The last decade crises, which emerged in such diverse domains as humanitarian, economic and political, challenged the sociological imagination to take up the phenomenon of failure and to give it a fresher look. Various issues were addressed, such as the possibility to predict failure, the modalities of coping with it, the attribution of responsibility, the dynamic of scapegoating, the reproduction of the institutional structures and power differential subsequent to episodes of crises and decline, and even the unexpected turning of failure into success in certain instances. The perspective changed accordingly from the micro level – wherein the dynamic of organizational and market failure was attentively scrutinized – to the macro level – in which the potential of these episodes of crisis and failure to effect the capitalist dynamics and the hierarchies of the globalized world was called into question.
All this sociological effervescence can be framed as, more or less consciously, spinning around the following major questions: Can failure be anticipated or predicted? What is the role of ignorance in rendering major episodes of crisis and public policy failure as unanticipated? What is the relation between failure and social change? In what conditions do episodes of failure effect social change? Even more, when is the social change so comprehensive that social actors consider that the episode or succession of failure/s unexpectedly resulted in success?

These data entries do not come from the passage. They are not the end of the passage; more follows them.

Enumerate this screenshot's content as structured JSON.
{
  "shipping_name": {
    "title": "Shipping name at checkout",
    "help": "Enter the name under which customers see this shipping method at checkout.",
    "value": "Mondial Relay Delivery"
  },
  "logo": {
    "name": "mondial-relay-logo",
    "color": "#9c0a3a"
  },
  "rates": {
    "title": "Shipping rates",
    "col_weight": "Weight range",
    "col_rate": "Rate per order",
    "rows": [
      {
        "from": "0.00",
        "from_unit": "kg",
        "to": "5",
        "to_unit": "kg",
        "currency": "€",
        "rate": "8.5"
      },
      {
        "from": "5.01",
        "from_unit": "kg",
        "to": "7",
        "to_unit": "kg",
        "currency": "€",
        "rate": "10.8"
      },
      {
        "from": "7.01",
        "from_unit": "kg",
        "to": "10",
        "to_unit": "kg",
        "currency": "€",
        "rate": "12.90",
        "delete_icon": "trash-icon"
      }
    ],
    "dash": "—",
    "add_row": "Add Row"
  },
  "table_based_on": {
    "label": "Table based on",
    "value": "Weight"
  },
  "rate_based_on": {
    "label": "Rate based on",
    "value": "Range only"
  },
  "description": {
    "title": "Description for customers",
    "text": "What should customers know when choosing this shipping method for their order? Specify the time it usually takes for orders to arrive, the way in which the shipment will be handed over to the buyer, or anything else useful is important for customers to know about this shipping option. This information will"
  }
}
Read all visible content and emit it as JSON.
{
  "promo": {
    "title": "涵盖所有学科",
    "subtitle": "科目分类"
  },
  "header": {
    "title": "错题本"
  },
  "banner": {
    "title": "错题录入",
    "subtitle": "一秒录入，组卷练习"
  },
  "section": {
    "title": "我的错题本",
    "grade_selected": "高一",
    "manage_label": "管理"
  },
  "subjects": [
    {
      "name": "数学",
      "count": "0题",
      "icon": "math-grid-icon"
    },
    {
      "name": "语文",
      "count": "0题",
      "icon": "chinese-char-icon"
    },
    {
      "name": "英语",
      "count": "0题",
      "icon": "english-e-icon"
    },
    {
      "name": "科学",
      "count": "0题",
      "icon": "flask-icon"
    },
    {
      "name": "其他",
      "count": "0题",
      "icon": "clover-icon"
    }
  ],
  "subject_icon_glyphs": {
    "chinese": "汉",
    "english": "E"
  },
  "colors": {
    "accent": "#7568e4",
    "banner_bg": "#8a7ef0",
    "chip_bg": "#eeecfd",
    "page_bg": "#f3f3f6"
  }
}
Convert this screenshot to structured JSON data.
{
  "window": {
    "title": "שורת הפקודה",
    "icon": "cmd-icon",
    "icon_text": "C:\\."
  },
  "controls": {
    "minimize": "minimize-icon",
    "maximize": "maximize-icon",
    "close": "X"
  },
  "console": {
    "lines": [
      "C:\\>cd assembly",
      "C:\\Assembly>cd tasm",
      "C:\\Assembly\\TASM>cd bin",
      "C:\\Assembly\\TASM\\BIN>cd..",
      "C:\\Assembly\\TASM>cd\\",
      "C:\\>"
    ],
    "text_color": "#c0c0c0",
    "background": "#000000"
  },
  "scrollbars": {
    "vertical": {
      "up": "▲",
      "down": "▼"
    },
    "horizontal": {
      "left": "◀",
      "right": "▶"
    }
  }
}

What renders these inquiries as sociologically ‘major’ is less the fact that they emerged in relation with episodes of crisis, but that these can, in fact, be addressed in relation to any domain or social activity, related or unrelated to the recently witnessed episodes of failure at a global scale. The power of failure to effect (or not) social change and to lead (or not) to success is an issue that goes beyond the visible manifestation of power games between major financial, political and economic actors. The power of failure concerns in fact the social life in its entirety. And although the major and spectacular episodes of failure and crisis are ‘needed’ in order to render this power obvious and to call attention to it, the fact of the matter is that the power of failure does not need such a grandiose arena to manifest.
For this reason, the Workshop proposes to depart from the conventional manner of discussing failure and the power of failure as something out of the ordinary and paradoxical, and to bring in contributions which deal with this topic in terms of everyday life and practice. The Workshop welcomes contributions dealing with such topics as:
- Sources and types of failure
- Possibility to predict failure
- Instituionalization and rhetoric of failure as something unanticipated and unexpected
- Recovery and coping mechanisms in practice
- Engagement in projects that involve high risk of failure
- Prophylactics and ignorance of failure Failure as stumbling block vs Failure as stepping stone to success
- From failure to success: everyday life and beyond
- Sociologists of failure, sociology of failure
- Analysis of failure and unintended consequences in social sciences
The Organizing Committee hopes the Workshop will contribute to the conceptual, theoretical and empirical enrichment of the studies on sociology of failure and recovery, it will create an apt platform for revisiting well established assumptions and paradigms, and help opening new research sites for empirical investigatio.
The regular fee is 130 Euro. The fee for members of Polish Sociological Association in good standing is 110 Euro. The conference fee covers lunch breaks, conference dinner in the evening of the first day of the conference.
Polish Sociological Association: Sociology of Law Section & Warsaw Department
Cardinal Stefan Wyszyński University in Warsaw: Institute of Sociology
The Maria Grzegorzewska University: Institute of Sociology and Philosophy
University of Warsaw: Institute of Social Prevention and Resocialisation